Quintin Berry was in junior college when he watched pinch-runner Dave Roberts steal second base in the ninth inning of Game 4 of the 2004 ALCS.
There's no way Berry could have known that moment would alter the course of his life forever.
It was arguably the most famous stolen base in baseball history, as Roberts wound up scoring the game-tying run on a Bill Mueller single off New York Yankees closer Mariano Rivera and the Boston Red Sox then went on to win Game 4 in extra innings before overcoming a 3-0 deficit in the series.
Of course, the Red Sox then broke the Curse of the Bambino and ended their 86-year drought by winning the World Series.
The Cubs called Berry up to the majors when rosters expanded on Sept. 1 and the 30-year-old outfielder/pinch-runner was quick to admit he wouldn't even be here without Roberts' heroics 11 years ago.
Berry wound up in Boston at the end of 2013, where he served as a designated pinch-runner and earned a ring with the world champion Red Sox.
"I talked to [Roberts] in '13 when I got over there to the Red Sox," Berry said. "I told him, 'You don't know this, but 2004 got me a job now in 2013.'
"What he did allowed me to be part of that World Series team. I was grateful for that. He had no idea how much he changed the game back then and how it was going to affect everything now.
"It's continued to get me a job and give me and opportunity to come out here and help ballclubs."
Berry is essentially up with the Cubs as a designated runner.
He's a perfect 25-for-25 in stolen-base attempts in his big-league career and that speed and sense on the basepaths has helped him bounce around to eight different organizations since he broke into professional baseball in 2006 as a fifth-round pick of the Philadelphia Phillies.
Berry stole three bases without recording a plate appearance with the Red Sox during their 2013 run, but the speedster also made it to the World Series in 2012 with the Detroit Tigers as an everyday outfielder.
He sees a lot of similarities between the 2015 Cubs and both those teams that made deep runs in October.
"In 2013, everybody was real close - a tight-knit group," Berry said. "Here, it's the same thing. Everybody's loud, everybody's vocal, everybody's fired up every day.
"The celebrations and everything after the games when we win and how everybody's pulling for each other - it's the same feeling. I feel like a winning team has to have that love and that passion for the game for one another.
"It's definitely here.
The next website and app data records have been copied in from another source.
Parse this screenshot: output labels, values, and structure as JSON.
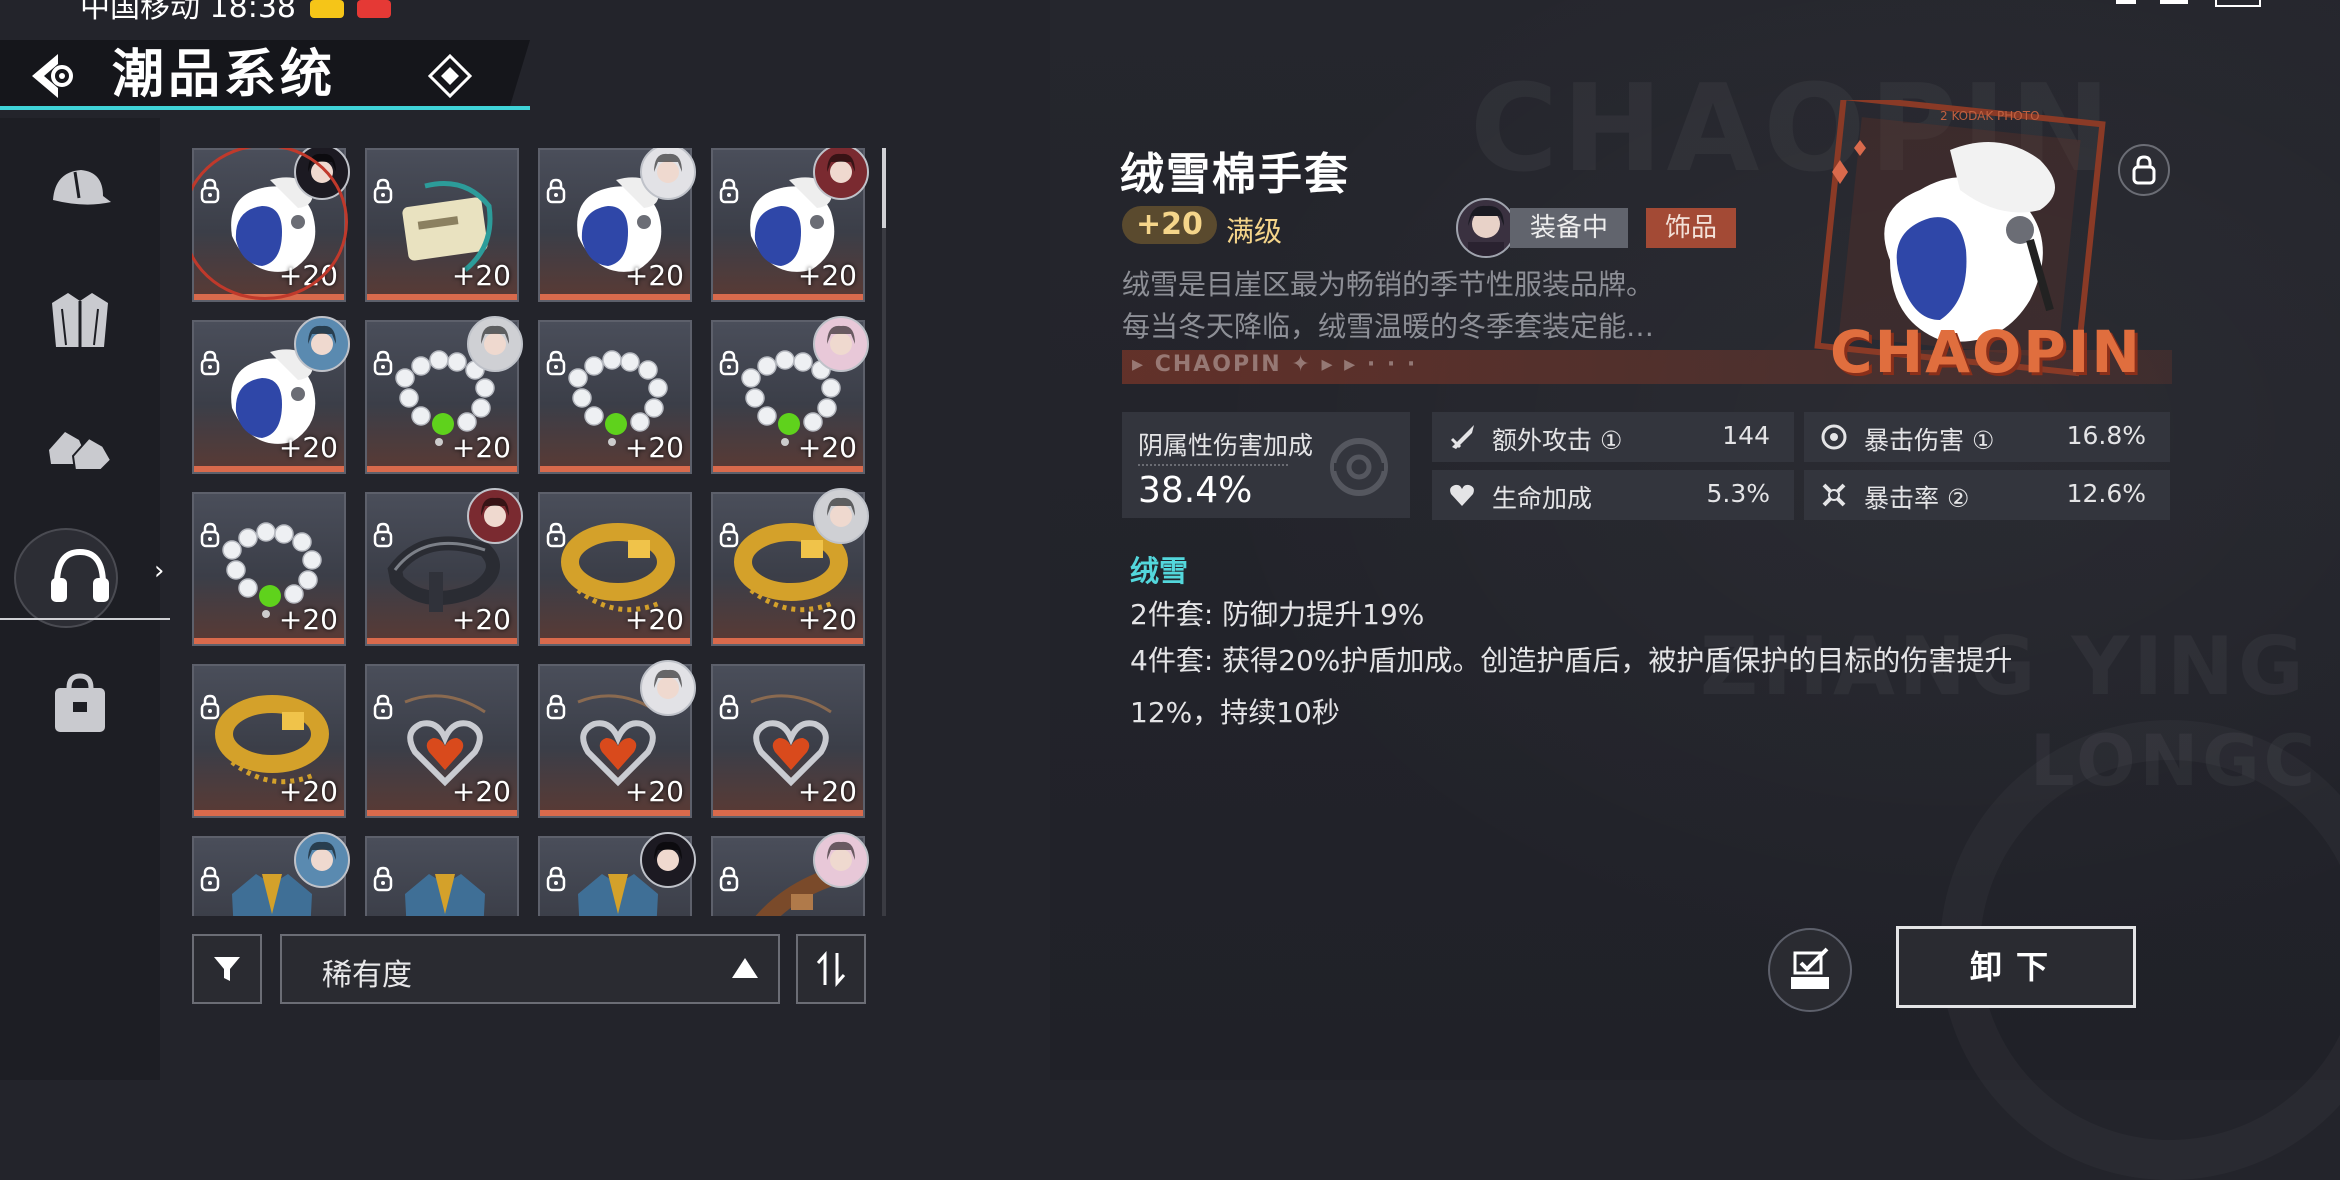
{
  "status_bar": {
    "carrier_time": "中国移动 18:38"
  },
  "header": {
    "title": "潮品系统"
  },
  "nav": {
    "items": [
      {
        "icon": "cap-icon"
      },
      {
        "icon": "jacket-icon"
      },
      {
        "icon": "shoes-icon"
      },
      {
        "icon": "headphones-icon",
        "active": true
      },
      {
        "icon": "bag-icon"
      }
    ]
  },
  "grid": {
    "items": [
      {
        "type": "glove",
        "level": "+20",
        "has_char": true,
        "selected": true
      },
      {
        "type": "card",
        "level": "+20",
        "has_char": false
      },
      {
        "type": "glove",
        "level": "+20",
        "has_char": true
      },
      {
        "type": "glove",
        "level": "+20",
        "has_char": true
      },
      {
        "type": "glove",
        "level": "+20",
        "has_char": true
      },
      {
        "type": "pearls",
        "level": "+20",
        "has_char": true
      },
      {
        "type": "pearls",
        "level": "+20",
        "has_char": false
      },
      {
        "type": "pearls",
        "level": "+20",
        "has_char": true
      },
      {
        "type": "pearls",
        "level": "+20",
        "has_char": false
      },
      {
        "type": "belt-dark",
        "level": "+20",
        "has_char": true
      },
      {
        "type": "belt-gold",
        "level": "+20",
        "has_char": false
      },
      {
        "type": "belt-gold",
        "level": "+20",
        "has_char": true
      },
      {
        "type": "belt-gold",
        "level": "+20",
        "has_char": false
      },
      {
        "type": "heart",
        "level": "+20",
        "has_char": false
      },
      {
        "type": "heart",
        "level": "+20",
        "has_char": true
      },
      {
        "type": "heart",
        "level": "+20",
        "has_char": false
      },
      {
        "type": "jacket",
        "level": "",
        "has_char": true
      },
      {
        "type": "jacket",
        "level": "",
        "has_char": false
      },
      {
        "type": "jacket",
        "level": "",
        "has_char": true
      },
      {
        "type": "strap",
        "level": "",
        "has_char": true
      }
    ]
  },
  "sort": {
    "label": "稀有度"
  },
  "detail": {
    "title": "绒雪棉手套",
    "level": "+20",
    "max_label": "满级",
    "equipped_label": "装备中",
    "type_label": "饰品",
    "description_line1": "绒雪是目崖区最为畅销的季节性服装品牌。",
    "description_line2": "每当冬天降临，绒雪温暖的冬季套装定能…",
    "strip_text": "▸ CHAOPIN ✦ ▸ ▸ · · ·",
    "brand": "CHAOPIN",
    "main_stat": {
      "name": "阴属性伤害加成",
      "value": "38.4%"
    },
    "sub_stats": [
      {
        "icon": "sword-icon",
        "name": "额外攻击 ①",
        "value": "144"
      },
      {
        "icon": "crit-damage-icon",
        "name": "暴击伤害 ①",
        "value": "16.8%"
      },
      {
        "icon": "heart-icon",
        "name": "生命加成",
        "value": "5.3%"
      },
      {
        "icon": "crit-rate-icon",
        "name": "暴击率 ②",
        "value": "12.6%"
      }
    ],
    "set": {
      "name": "绒雪",
      "two_piece": "2件套: 防御力提升19%",
      "four_piece_line1": "4件套: 获得20%护盾加成。创造护盾后，被护盾保护的目标的伤害提升",
      "four_piece_line2": "12%，持续10秒"
    },
    "unequip_label": "卸下"
  },
  "colors": {
    "accent": "#3fd3d8",
    "level_bar": "#d96a4c",
    "type_tag": "#a34a35",
    "set_name": "#53d7dc"
  }
}
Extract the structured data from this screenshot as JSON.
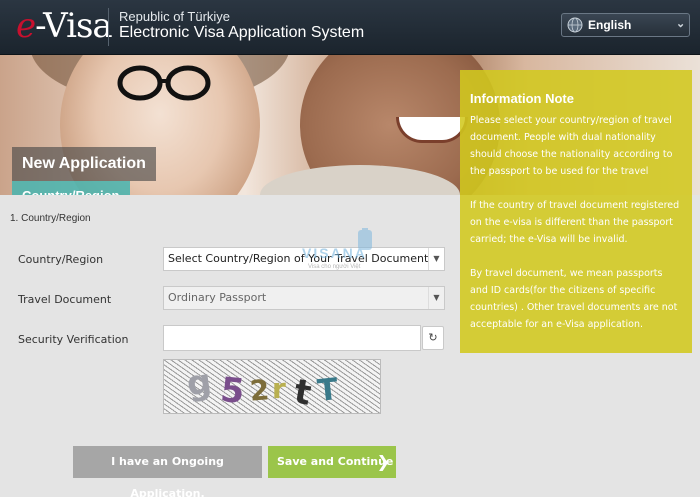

It's pretty fun to be here and be a part of it."
At the same time, Berry also said this Cubs team has its own identity and is different from the other winning teams he's been on. He attributes most of that to youth.
"These boys are loud, these boys are wild, these boys are hungry," Berry said. "You've got a lot of young guys here that are on the verge of doing something they've never done before. They're all excited and it's all new to them.
"It's nice to have that freshness - everybody out here and being hungry and ready to go."